To get an abbreviated new drug application (ANDA) approved, an applicant must prove that its generic drug is bioequivalent to the brand name drug, known as the reference listed drug (RLD). To compare its generic drug with the RLD, the ANDA applicant must have access to a sufficient quantity of the RLD.
For some drugs, the U.S. Food and Drug Administration (FDA) requires that applicants submit a proposed risk management plan called a risk evaluation and mitigation strategy (REMS) to ensure that the benefits of the drug outweigh its risks. FDA may also require elements to assure safe use (ETASU). Some RLD sponsors seek to hinder competition by using REMS and ETASU requirements as justification to refuse to sell their drug to generic drug manufacturers.

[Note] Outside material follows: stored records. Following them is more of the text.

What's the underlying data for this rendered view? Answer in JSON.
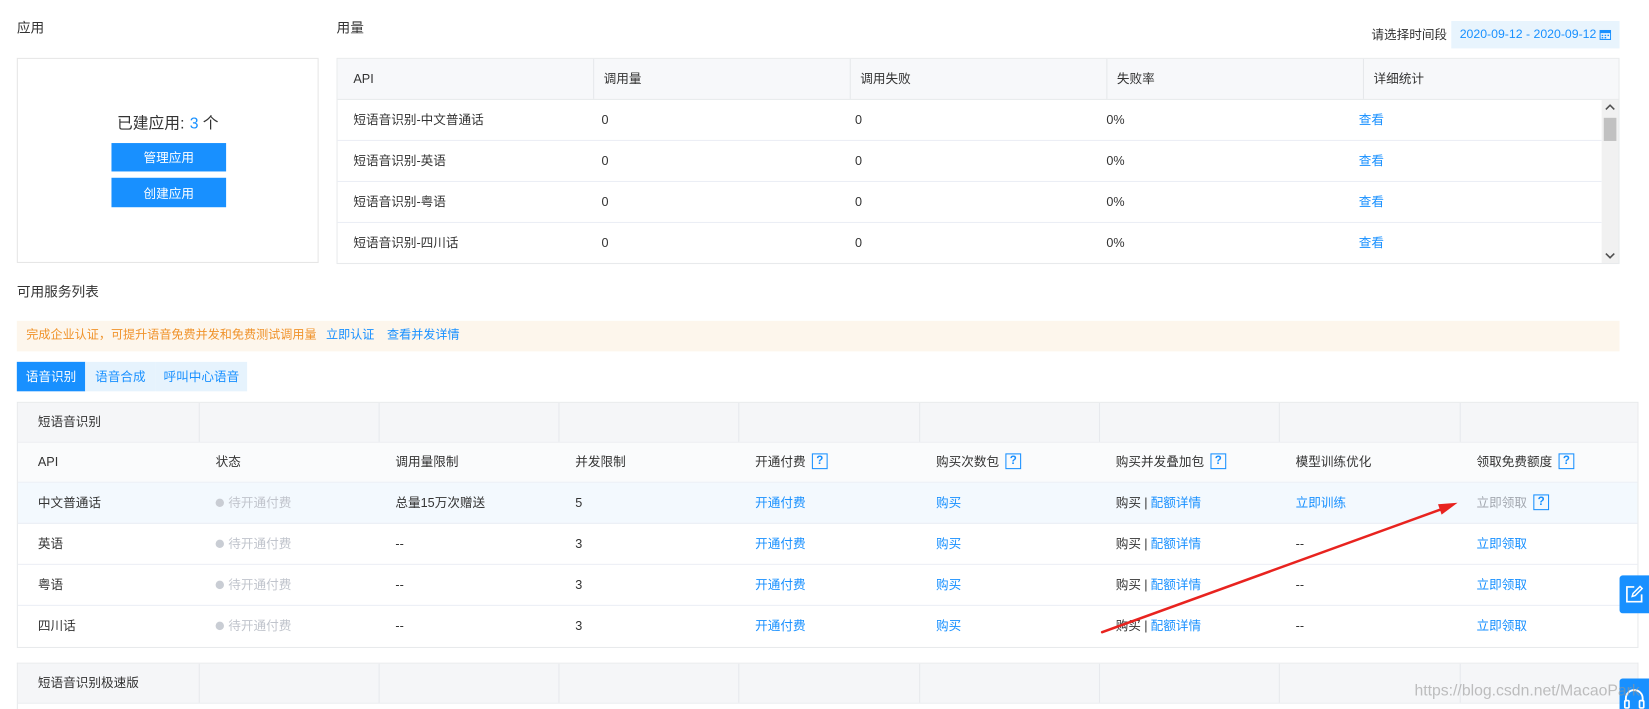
{
  "apps": {
    "title": "应用",
    "created_label": "已建应用:",
    "created_count": "3",
    "created_unit": "个",
    "manage_button": "管理应用",
    "create_button": "创建应用"
  },
  "usage": {
    "title": "用量",
    "date_label": "请选择时间段",
    "date_range": "2020-09-12 - 2020-09-12",
    "columns": [
      "API",
      "调用量",
      "调用失败",
      "失败率",
      "详细统计"
    ],
    "rows": [
      {
        "api": "短语音识别-中文普通话",
        "calls": "0",
        "failures": "0",
        "failure_rate": "0%",
        "detail": "查看"
      },
      {
        "api": "短语音识别-英语",
        "calls": "0",
        "failures": "0",
        "failure_rate": "0%",
        "detail": "查看"
      },
      {
        "api": "短语音识别-粤语",
        "calls": "0",
        "failures": "0",
        "failure_rate": "0%",
        "detail": "查看"
      },
      {
        "api": "短语音识别-四川话",
        "calls": "0",
        "failures": "0",
        "failure_rate": "0%",
        "detail": "查看"
      }
    ]
  },
  "services": {
    "title": "可用服务列表",
    "notice": {
      "text": "完成企业认证，可提升语音免费并发和免费测试调用量",
      "certify_link": "立即认证",
      "concurrency_link": "查看并发详情"
    },
    "tabs": [
      {
        "label": "语音识别",
        "active": true
      },
      {
        "label": "语音合成",
        "active": false
      },
      {
        "label": "呼叫中心语音",
        "active": false
      }
    ],
    "groups": [
      {
        "name": "短语音识别",
        "columns": [
          "API",
          "状态",
          "调用量限制",
          "并发限制",
          "开通付费",
          "购买次数包",
          "购买并发叠加包",
          "模型训练优化",
          "领取免费额度"
        ],
        "rows": [
          {
            "api": "中文普通话",
            "status": "待开通付费",
            "call_limit": "总量15万次赠送",
            "concurrency_limit": "5",
            "activate": "开通付费",
            "buy_pack": "购买",
            "buy_concurrency": "购买",
            "separator": "|",
            "quota_detail": "配额详情",
            "model_training": "立即训练",
            "free_quota": "立即领取",
            "free_quota_enabled": false
          },
          {
            "api": "英语",
            "status": "待开通付费",
            "call_limit": "--",
            "concurrency_limit": "3",
            "activate": "开通付费",
            "buy_pack": "购买",
            "buy_concurrency": "购买",
            "separator": "|",
            "quota_detail": "配额详情",
            "model_training": "--",
            "free_quota": "立即领取",
            "free_quota_enabled": true
          },
          {
            "api": "粤语",
            "status": "待开通付费",
            "call_limit": "--",
            "concurrency_limit": "3",
            "activate": "开通付费",
            "buy_pack": "购买",
            "buy_concurrency": "购买",
            "separator": "|",
            "quota_detail": "配额详情",
            "model_training": "--",
            "free_quota": "立即领取",
            "free_quota_enabled": true
          },
          {
            "api": "四川话",
            "status": "待开通付费",
            "call_limit": "--",
            "concurrency_limit": "3",
            "activate": "开通付费",
            "buy_pack": "购买",
            "buy_concurrency": "购买",
            "separator": "|",
            "quota_detail": "配额详情",
            "model_training": "--",
            "free_quota": "立即领取",
            "free_quota_enabled": true
          }
        ]
      },
      {
        "name": "短语音识别极速版"
      }
    ]
  },
  "watermark": "https://blog.csdn.net/MacaoPark",
  "icons": {
    "date_picker": "calendar-icon",
    "help": "help-icon",
    "status": "status-dot-icon",
    "scroll_up": "chevron-up-icon",
    "scroll_down": "chevron-down-icon",
    "edit": "edit-icon",
    "support": "headset-icon"
  },
  "colors": {
    "primary": "#1890ff",
    "notice_text": "#f0932b",
    "notice_background": "#fdf6ec",
    "tab_inactive_background": "#e6f3fd",
    "status_inactive": "#c0c4cc",
    "annotation_arrow": "#e8231f"
  }
}
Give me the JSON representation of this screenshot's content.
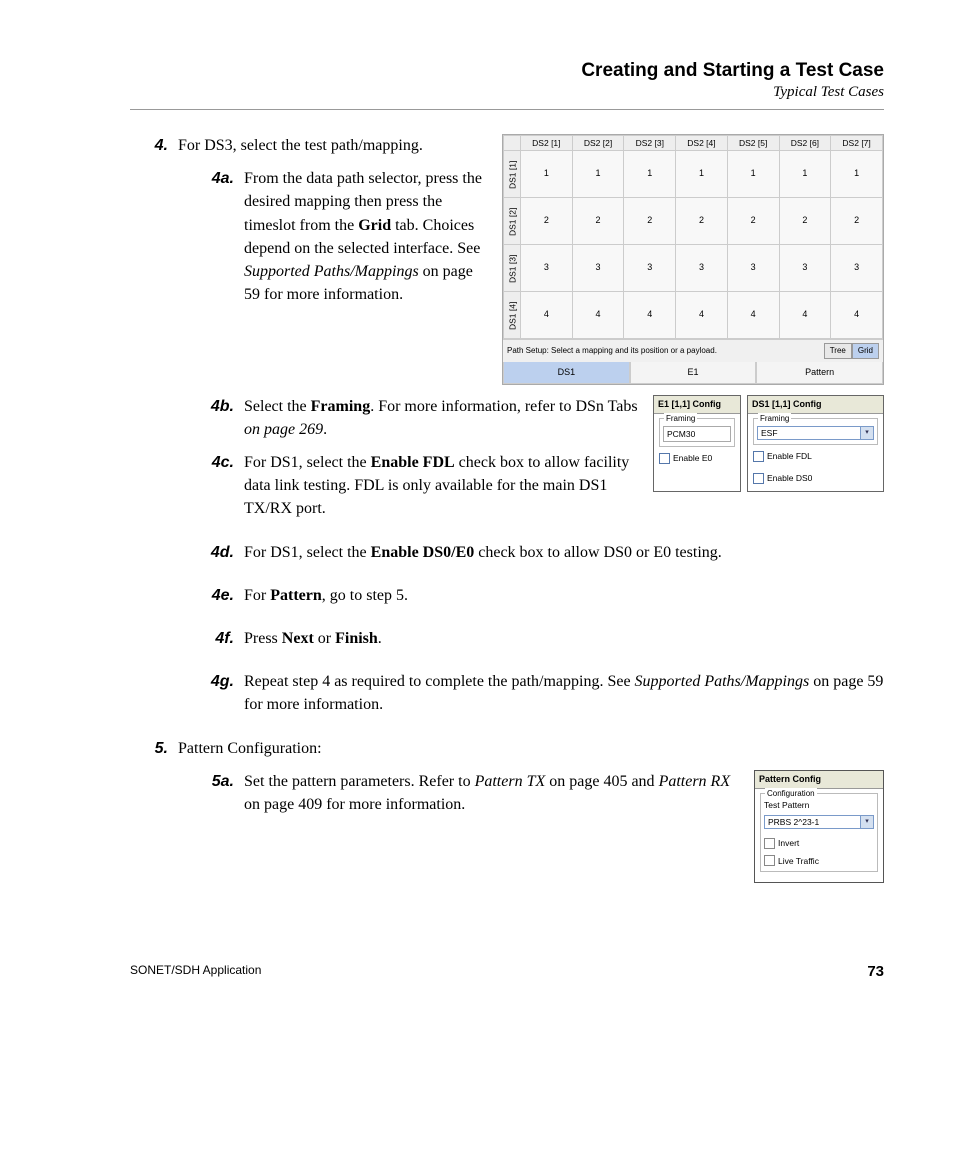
{
  "header": {
    "title": "Creating and Starting a Test Case",
    "subtitle": "Typical Test Cases"
  },
  "step4": {
    "num": "4.",
    "intro": "For DS3, select the test path/mapping.",
    "a": {
      "num": "4a.",
      "t1": "From the data path selector, press the desired mapping then press the timeslot from the ",
      "bold1": "Grid",
      "t2": " tab. Choices depend on the selected interface. See ",
      "it1": "Supported Paths/Mappings",
      "t3": " on page 59 for more information."
    },
    "b": {
      "num": "4b.",
      "t1": "Select the ",
      "bold1": "Framing",
      "t2": ". For more information, refer to DSn Tabs ",
      "it1": "on page 269",
      "t3": "."
    },
    "c": {
      "num": "4c.",
      "t1": "For DS1, select the ",
      "bold1": "Enable FDL",
      "t2": " check box to allow facility data link testing. FDL is only available for the main DS1 TX/RX port."
    },
    "d": {
      "num": "4d.",
      "t1": "For DS1, select the ",
      "bold1": "Enable DS0/E0",
      "t2": " check box to allow DS0 or E0 testing."
    },
    "e": {
      "num": "4e.",
      "t1": "For ",
      "bold1": "Pattern",
      "t2": ", go to step 5."
    },
    "f": {
      "num": "4f.",
      "t1": "Press ",
      "bold1": "Next",
      "t2": " or ",
      "bold2": "Finish",
      "t3": "."
    },
    "g": {
      "num": "4g.",
      "t1": "Repeat step 4 as required to complete the path/mapping. See ",
      "it1": "Supported Paths/Mappings",
      "t2": " on page 59 for more information."
    }
  },
  "step5": {
    "num": "5.",
    "intro": "Pattern Configuration:",
    "a": {
      "num": "5a.",
      "t1": "Set the pattern parameters. Refer to ",
      "it1": "Pattern TX",
      "t2": " on page 405 and ",
      "it2": "Pattern RX",
      "t3": " on page 409 for more information."
    }
  },
  "grid_fig": {
    "cols": [
      "DS2 [1]",
      "DS2 [2]",
      "DS2 [3]",
      "DS2 [4]",
      "DS2 [5]",
      "DS2 [6]",
      "DS2 [7]"
    ],
    "rows": [
      "DS1 [1]",
      "DS1 [2]",
      "DS1 [3]",
      "DS1 [4]"
    ],
    "cells": [
      [
        "1",
        "1",
        "1",
        "1",
        "1",
        "1",
        "1"
      ],
      [
        "2",
        "2",
        "2",
        "2",
        "2",
        "2",
        "2"
      ],
      [
        "3",
        "3",
        "3",
        "3",
        "3",
        "3",
        "3"
      ],
      [
        "4",
        "4",
        "4",
        "4",
        "4",
        "4",
        "4"
      ]
    ],
    "status": "Path Setup: Select a mapping and its position or a payload.",
    "btn_tree": "Tree",
    "btn_grid": "Grid",
    "tabs": [
      "DS1",
      "E1",
      "Pattern"
    ]
  },
  "e1cfg": {
    "title": "E1  [1,1] Config",
    "framing_label": "Framing",
    "framing_value": "PCM30",
    "chk": "Enable E0"
  },
  "ds1cfg": {
    "title": "DS1  [1,1] Config",
    "framing_label": "Framing",
    "framing_value": "ESF",
    "chk1": "Enable FDL",
    "chk2": "Enable DS0"
  },
  "patterncfg": {
    "title": "Pattern Config",
    "group": "Configuration",
    "label": "Test Pattern",
    "value": "PRBS 2^23-1",
    "chk1": "Invert",
    "chk2": "Live Traffic"
  },
  "footer": {
    "app": "SONET/SDH Application",
    "page": "73"
  }
}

In December 2014, FDA published a draft guidance to help generic drug facilities obtain a letter from FDA stating that the agency “will not consider it a violation of the REMS for the RLD sponsor to provide a sufficient quantity of the RLD to the interested generic firm or its agent to allow the firm to perform the testing necessary to support its ANDA.” In order to obtain the letter, the ANDA applicant must prove that its bioequivalence (BE) protocols are comparable to those in the RLD’s REMS ETASU. If obtained, the letter does not require an RLD sponsor to sell its drug to the generic drug company, but rather eliminates REMS as a justification for not doing so.
An ANDA applicant that wishes to obtain such a letter should first make sure that the RLD for which it seeks to create a generic version is subject to REMS approval with ETASU. If so, the ANDA applicant should prepare one or more complete BE protocols that include necessary aspects of the RLD’s labeling and ETASU to conduct the BE study or studies in a safe manner. The draft protocols, along with all informed consent documents and informational materials to be distributed to the study investigators, pharmacists, and subjects, should be submitted to [email protected].
After FDA reviews the documents, it will either suggest changes to the ANDA applicant or notify the applicant that the safety protections contained in the protocol(s) are determined to be comparable to those in the REMS ETASU. If the latter occurs and the ANDA applicant wants FDA to issue a letter to the RLD sponsor, the applicant should complete the authorization form contained in the guidance.
Registrar Corp assists companies with U.S. FDA drug regulations. Registrar Corp can help a drug facility register with FDA, list its products, review its product labels for FDA compliance, and more. If you have any questions about FDA requirements for drug facilities, contact Registrar Corp at +1-757-224-0177 or speak with a Regulatory Advisor 24 hours a day at https://www.registrarcorp.com/LiveHelp.